* _Aim of the task_
Keep the wording of every entry exactly as it is while leaving the pictures out of your copy.

(Records for this task begins)

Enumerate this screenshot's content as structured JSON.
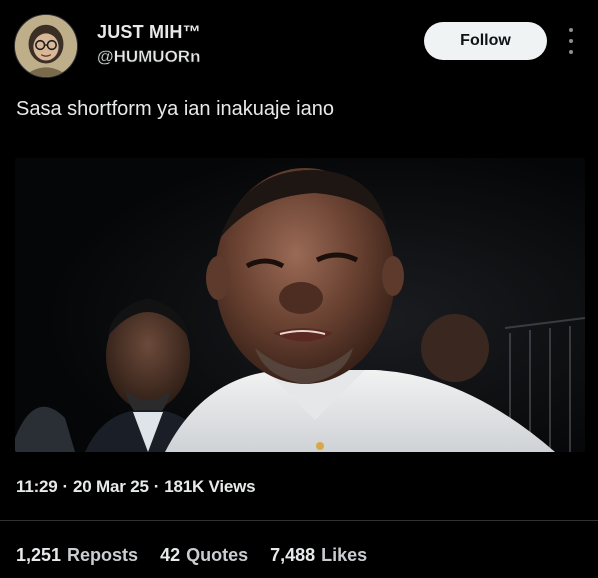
{
  "author": {
    "display_name": "JUST MIH™",
    "handle": "@HUMUORn"
  },
  "follow_label": "Follow",
  "tweet": {
    "text": "Sasa  shortform ya ian inakuaje iano"
  },
  "meta": {
    "time": "11:29",
    "date": "20 Mar 25",
    "views": "181K Views",
    "separator": "·"
  },
  "stats": {
    "reposts_count": "1,251",
    "reposts_label": "Reposts",
    "quotes_count": "42",
    "quotes_label": "Quotes",
    "likes_count": "7,488",
    "likes_label": "Likes"
  },
  "icons": {
    "more": "more-vertical-icon"
  },
  "colors": {
    "background": "#000000",
    "text": "#e7e9ea",
    "follow_bg": "#eff3f4",
    "divider": "#2f3336"
  }
}
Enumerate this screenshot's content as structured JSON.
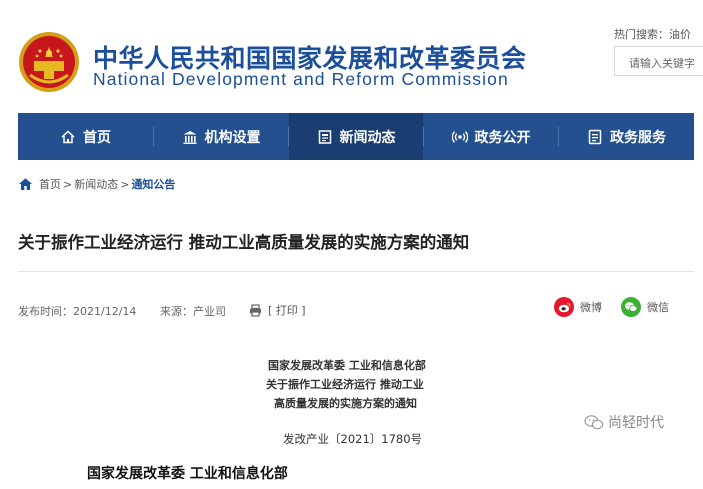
{
  "header": {
    "title_cn": "中华人民共和国国家发展和改革委员会",
    "title_en": "National Development and Reform Commission",
    "hot_search_label": "热门搜索：油价",
    "search_placeholder": "请输入关键字"
  },
  "nav": {
    "items": [
      {
        "label": "首页",
        "icon": "home-icon"
      },
      {
        "label": "机构设置",
        "icon": "building-icon"
      },
      {
        "label": "新闻动态",
        "icon": "news-icon"
      },
      {
        "label": "政务公开",
        "icon": "broadcast-icon"
      },
      {
        "label": "政务服务",
        "icon": "service-icon"
      }
    ],
    "active_index": 2,
    "bg_color": "#24508f",
    "active_color": "#1a3d72"
  },
  "breadcrumb": {
    "home": "首页",
    "sep": ">",
    "section": "新闻动态",
    "current": "通知公告"
  },
  "article": {
    "title": "关于振作工业经济运行 推动工业高质量发展的实施方案的通知",
    "publish_time": "发布时间：2021/12/14",
    "source": "来源：产业司",
    "print_label": "[ 打印 ]",
    "share_weibo": "微博",
    "share_wechat": "微信"
  },
  "document": {
    "line1": "国家发展改革委 工业和信息化部",
    "line2": "关于振作工业经济运行 推动工业",
    "line3": "高质量发展的实施方案的通知",
    "doc_number": "发改产业〔2021〕1780号",
    "para_start": "国家发展改革委 工业和信息化部"
  },
  "watermark": {
    "text": "尚轻时代"
  }
}
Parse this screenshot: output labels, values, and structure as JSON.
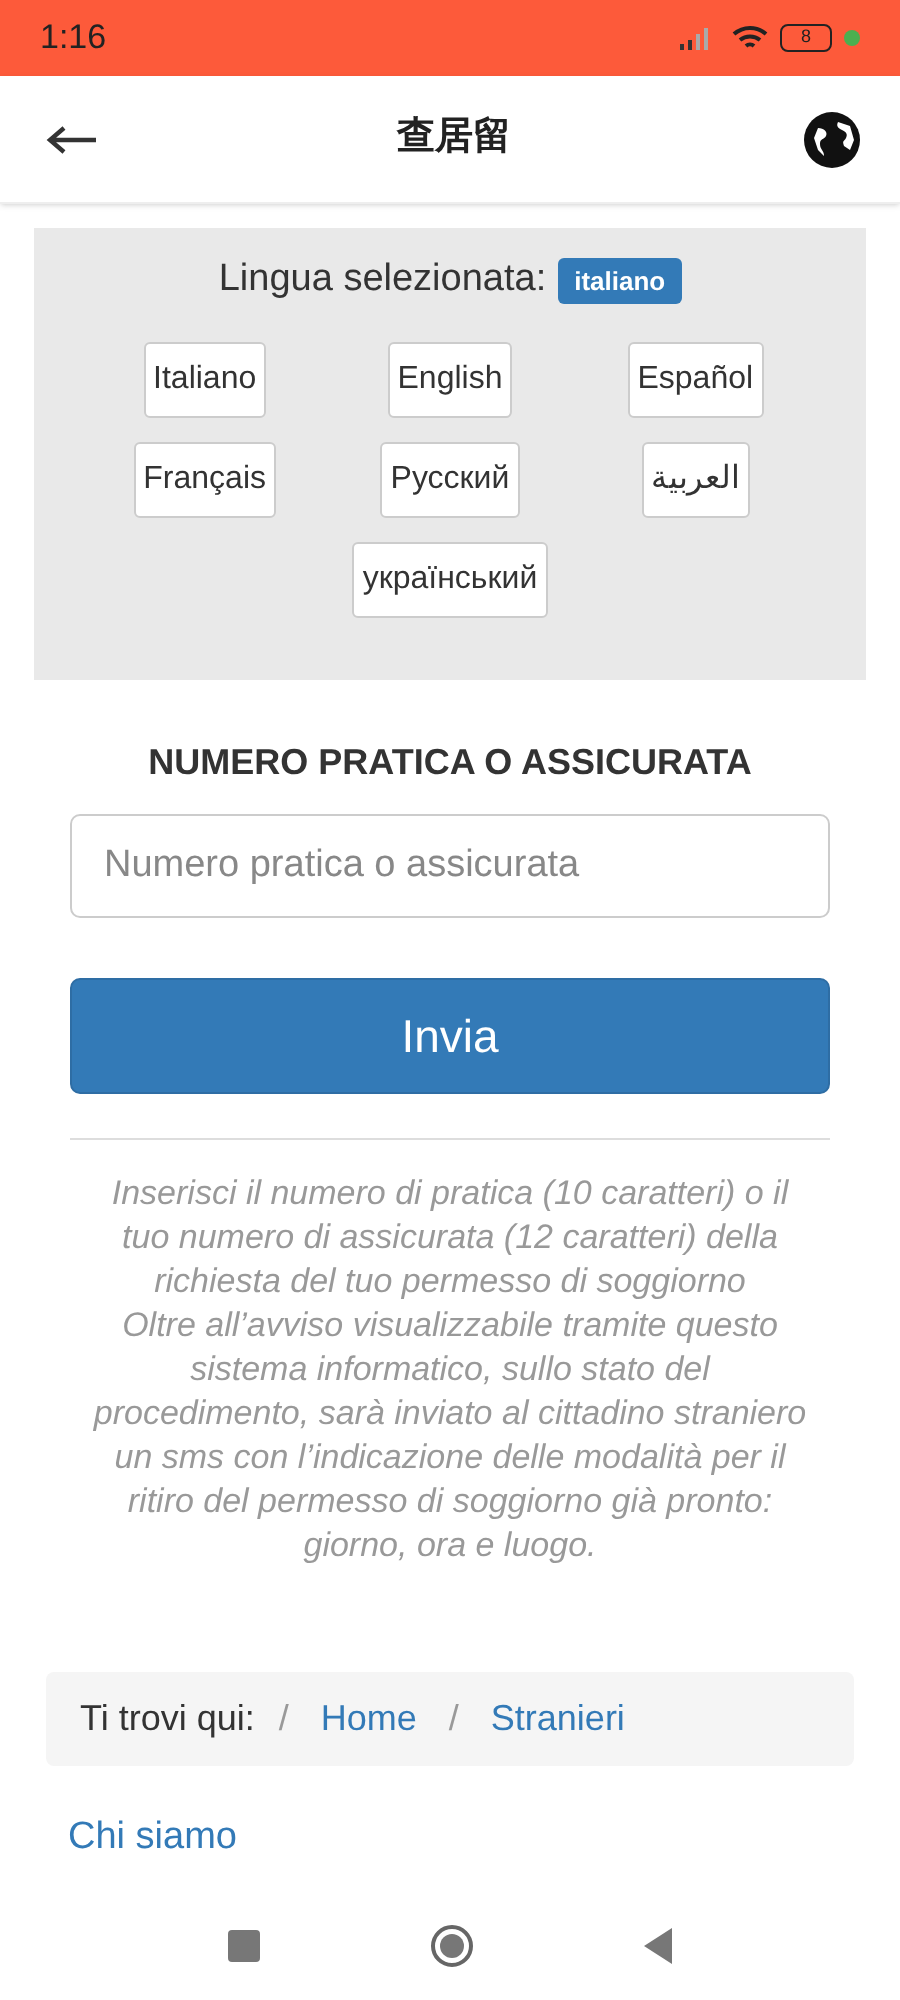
{
  "status_bar": {
    "time": "1:16",
    "battery": "8"
  },
  "app_bar": {
    "title": "查居留"
  },
  "language_panel": {
    "label": "Lingua selezionata:",
    "badge": "italiano",
    "languages": [
      {
        "label": "Italiano"
      },
      {
        "label": "English"
      },
      {
        "label": "Español"
      },
      {
        "label": "Français"
      },
      {
        "label": "Русский"
      },
      {
        "label": "العربية"
      },
      {
        "label": "український"
      }
    ]
  },
  "form": {
    "heading": "NUMERO PRATICA O ASSICURATA",
    "placeholder": "Numero pratica o assicurata",
    "submit": "Invia"
  },
  "help": [
    "Inserisci il numero di pratica (10 caratteri) o il tuo numero di assicurata (12 caratteri) della richiesta del tuo permesso di soggiorno",
    "Oltre all’avviso visualizzabile tramite questo sistema informatico, sullo stato del procedimento, sarà inviato al cittadino straniero un sms con l’indicazione delle modalità per il ritiro del permesso di soggiorno già pronto: giorno, ora e luogo."
  ],
  "breadcrumb": {
    "label": "Ti trovi qui:",
    "separators": [
      "/",
      "/"
    ],
    "items": [
      "Home",
      "Stranieri"
    ]
  },
  "footer_link": "Chi siamo"
}
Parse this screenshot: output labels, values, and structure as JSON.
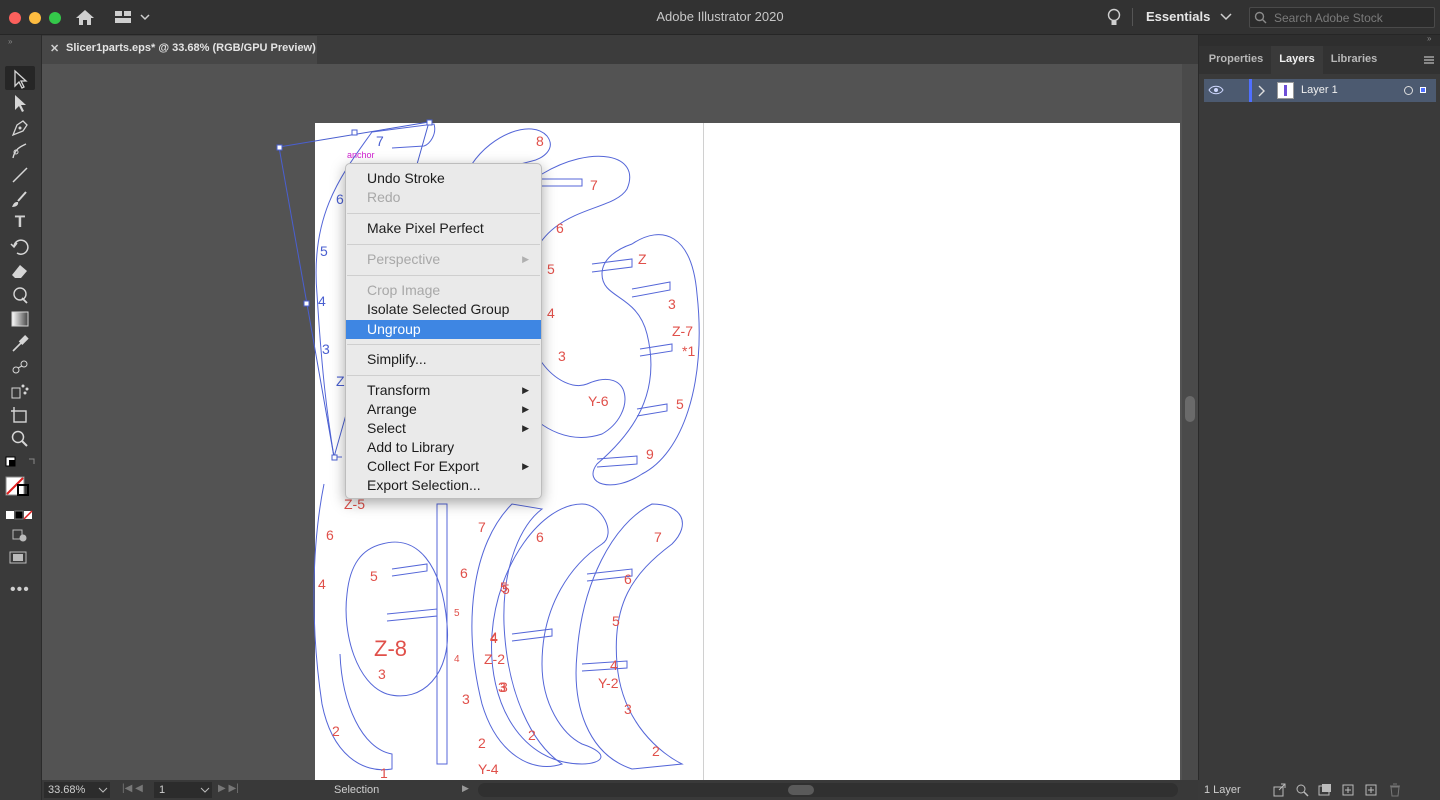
{
  "app": {
    "title": "Adobe Illustrator 2020",
    "workspace": "Essentials",
    "search_placeholder": "Search Adobe Stock"
  },
  "document": {
    "tab_title": "Slicer1parts.eps* @ 33.68% (RGB/GPU Preview)"
  },
  "canvas": {
    "anchor_label": "anchor"
  },
  "context_menu": {
    "items": [
      {
        "label": "Undo Stroke"
      },
      {
        "label": "Redo"
      },
      {
        "label": "Make Pixel Perfect"
      },
      {
        "label": "Perspective"
      },
      {
        "label": "Crop Image"
      },
      {
        "label": "Isolate Selected Group"
      },
      {
        "label": "Ungroup"
      },
      {
        "label": "Simplify..."
      },
      {
        "label": "Transform"
      },
      {
        "label": "Arrange"
      },
      {
        "label": "Select"
      },
      {
        "label": "Add to Library"
      },
      {
        "label": "Collect For Export"
      },
      {
        "label": "Export Selection..."
      }
    ]
  },
  "panel": {
    "tabs": [
      "Properties",
      "Layers",
      "Libraries"
    ],
    "layer_name": "Layer 1",
    "layer_count": "1 Layer"
  },
  "status": {
    "zoom": "33.68%",
    "artboard": "1",
    "tool": "Selection"
  },
  "art_labels": {
    "left": [
      "7",
      "6",
      "5",
      "4",
      "3",
      "Z",
      "Z-5",
      "6",
      "5",
      "4",
      "3",
      "2",
      "1"
    ],
    "mid": [
      "8",
      "7",
      "6",
      "5",
      "4",
      "3",
      "Y-6",
      "7",
      "6",
      "5",
      "4",
      "3",
      "2",
      "Y-4",
      "5",
      "4",
      "3",
      "Z-8"
    ],
    "right": [
      "Z",
      "3",
      "Z-7",
      "*1",
      "5",
      "9",
      "6",
      "5",
      "4",
      "Z-2",
      "3",
      "2",
      "7",
      "6",
      "5",
      "4",
      "Y-2",
      "3",
      "2"
    ]
  },
  "colors": {
    "accent": "#3e86e3",
    "path": "#4a5fd0",
    "label": "#e0504a"
  }
}
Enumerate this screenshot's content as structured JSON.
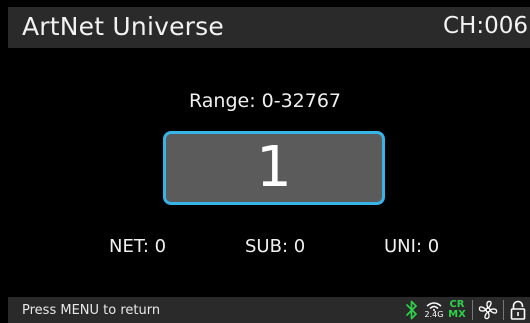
{
  "header": {
    "title": "ArtNet Universe",
    "channel": "CH:006"
  },
  "main": {
    "range_label": "Range: 0-32767",
    "value": "1",
    "net": "NET: 0",
    "sub": "SUB: 0",
    "uni": "UNI: 0"
  },
  "footer": {
    "hint": "Press MENU to return",
    "wifi_band": "2.4G",
    "crmx_top": "CR",
    "crmx_bottom": "MX",
    "icons": [
      "bluetooth-icon",
      "wifi-icon",
      "crmx-icon",
      "fan-icon",
      "unlock-icon"
    ]
  },
  "colors": {
    "accent": "#39b2e6",
    "status_green": "#2fd04a",
    "bar_bg": "#2a2a2a",
    "value_bg": "#5b5b5b"
  }
}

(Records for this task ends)

* _Exercise response_
Enumerate this screenshot's content as structured JSON.
{
  "author": {
    "display_name": "JUST MIH™",
    "handle": "@HUMUORn"
  },
  "follow_label": "Follow",
  "tweet": {
    "text": "Sasa  shortform ya ian inakuaje iano"
  },
  "meta": {
    "time": "11:29",
    "date": "20 Mar 25",
    "views": "181K Views",
    "separator": "·"
  },
  "stats": {
    "reposts_count": "1,251",
    "reposts_label": "Reposts",
    "quotes_count": "42",
    "quotes_label": "Quotes",
    "likes_count": "7,488",
    "likes_label": "Likes"
  },
  "icons": {
    "more": "more-vertical-icon"
  },
  "colors": {
    "background": "#000000",
    "text": "#e7e9ea",
    "follow_bg": "#eff3f4",
    "divider": "#2f3336"
  }
}
Enumerate this screenshot's content as structured JSON.
{
  "header": {
    "title_cn": "中华人民共和国国家发展和改革委员会",
    "title_en": "National Development and Reform Commission",
    "hot_search_label": "热门搜索：油价",
    "search_placeholder": "请输入关键字"
  },
  "nav": {
    "items": [
      {
        "label": "首页",
        "icon": "home-icon"
      },
      {
        "label": "机构设置",
        "icon": "building-icon"
      },
      {
        "label": "新闻动态",
        "icon": "news-icon"
      },
      {
        "label": "政务公开",
        "icon": "broadcast-icon"
      },
      {
        "label": "政务服务",
        "icon": "service-icon"
      }
    ],
    "active_index": 2,
    "bg_color": "#24508f",
    "active_color": "#1a3d72"
  },
  "breadcrumb": {
    "home": "首页",
    "sep": ">",
    "section": "新闻动态",
    "current": "通知公告"
  },
  "article": {
    "title": "关于振作工业经济运行 推动工业高质量发展的实施方案的通知",
    "publish_time": "发布时间：2021/12/14",
    "source": "来源：产业司",
    "print_label": "[ 打印 ]",
    "share_weibo": "微博",
    "share_wechat": "微信"
  },
  "document": {
    "line1": "国家发展改革委 工业和信息化部",
    "line2": "关于振作工业经济运行 推动工业",
    "line3": "高质量发展的实施方案的通知",
    "doc_number": "发改产业〔2021〕1780号",
    "para_start": "国家发展改革委 工业和信息化部"
  },
  "watermark": {
    "text": "尚轻时代"
  }
}
Parse this screenshot: output labels, values, and structure as JSON.
{
  "status_bar": {
    "time": "1:16",
    "battery": "8"
  },
  "app_bar": {
    "title": "查居留"
  },
  "language_panel": {
    "label": "Lingua selezionata:",
    "badge": "italiano",
    "languages": [
      {
        "label": "Italiano"
      },
      {
        "label": "English"
      },
      {
        "label": "Español"
      },
      {
        "label": "Français"
      },
      {
        "label": "Русский"
      },
      {
        "label": "العربية"
      },
      {
        "label": "український"
      }
    ]
  },
  "form": {
    "heading": "NUMERO PRATICA O ASSICURATA",
    "placeholder": "Numero pratica o assicurata",
    "submit": "Invia"
  },
  "help": [
    "Inserisci il numero di pratica (10 caratteri) o il tuo numero di assicurata (12 caratteri) della richiesta del tuo permesso di soggiorno",
    "Oltre all’avviso visualizzabile tramite questo sistema informatico, sullo stato del procedimento, sarà inviato al cittadino straniero un sms con l’indicazione delle modalità per il ritiro del permesso di soggiorno già pronto: giorno, ora e luogo."
  ],
  "breadcrumb": {
    "label": "Ti trovi qui:",
    "separators": [
      "/",
      "/"
    ],
    "items": [
      "Home",
      "Stranieri"
    ]
  },
  "footer_link": "Chi siamo"
}
Parse this screenshot: output labels, values, and structure as JSON.
{
  "app": {
    "title": "Adobe Illustrator 2020",
    "workspace": "Essentials",
    "search_placeholder": "Search Adobe Stock"
  },
  "document": {
    "tab_title": "Slicer1parts.eps* @ 33.68% (RGB/GPU Preview)"
  },
  "canvas": {
    "anchor_label": "anchor"
  },
  "context_menu": {
    "items": [
      {
        "label": "Undo Stroke"
      },
      {
        "label": "Redo"
      },
      {
        "label": "Make Pixel Perfect"
      },
      {
        "label": "Perspective"
      },
      {
        "label": "Crop Image"
      },
      {
        "label": "Isolate Selected Group"
      },
      {
        "label": "Ungroup"
      },
      {
        "label": "Simplify..."
      },
      {
        "label": "Transform"
      },
      {
        "label": "Arrange"
      },
      {
        "label": "Select"
      },
      {
        "label": "Add to Library"
      },
      {
        "label": "Collect For Export"
      },
      {
        "label": "Export Selection..."
      }
    ]
  },
  "panel": {
    "tabs": [
      "Properties",
      "Layers",
      "Libraries"
    ],
    "layer_name": "Layer 1",
    "layer_count": "1 Layer"
  },
  "status": {
    "zoom": "33.68%",
    "artboard": "1",
    "tool": "Selection"
  },
  "art_labels": {
    "left": [
      "7",
      "6",
      "5",
      "4",
      "3",
      "Z",
      "Z-5",
      "6",
      "5",
      "4",
      "3",
      "2",
      "1"
    ],
    "mid": [
      "8",
      "7",
      "6",
      "5",
      "4",
      "3",
      "Y-6",
      "7",
      "6",
      "5",
      "4",
      "3",
      "2",
      "Y-4",
      "5",
      "4",
      "3",
      "Z-8"
    ],
    "right": [
      "Z",
      "3",
      "Z-7",
      "*1",
      "5",
      "9",
      "6",
      "5",
      "4",
      "Z-2",
      "3",
      "2",
      "7",
      "6",
      "5",
      "4",
      "Y-2",
      "3",
      "2"
    ]
  },
  "colors": {
    "accent": "#3e86e3",
    "path": "#4a5fd0",
    "label": "#e0504a"
  }
}
Enumerate this screenshot's content as structured JSON.
{
  "header": {
    "title": "ArtNet Universe",
    "channel": "CH:006"
  },
  "main": {
    "range_label": "Range: 0-32767",
    "value": "1",
    "net": "NET: 0",
    "sub": "SUB: 0",
    "uni": "UNI: 0"
  },
  "footer": {
    "hint": "Press MENU to return",
    "wifi_band": "2.4G",
    "crmx_top": "CR",
    "crmx_bottom": "MX",
    "icons": [
      "bluetooth-icon",
      "wifi-icon",
      "crmx-icon",
      "fan-icon",
      "unlock-icon"
    ]
  },
  "colors": {
    "accent": "#39b2e6",
    "status_green": "#2fd04a",
    "bar_bg": "#2a2a2a",
    "value_bg": "#5b5b5b"
  }
}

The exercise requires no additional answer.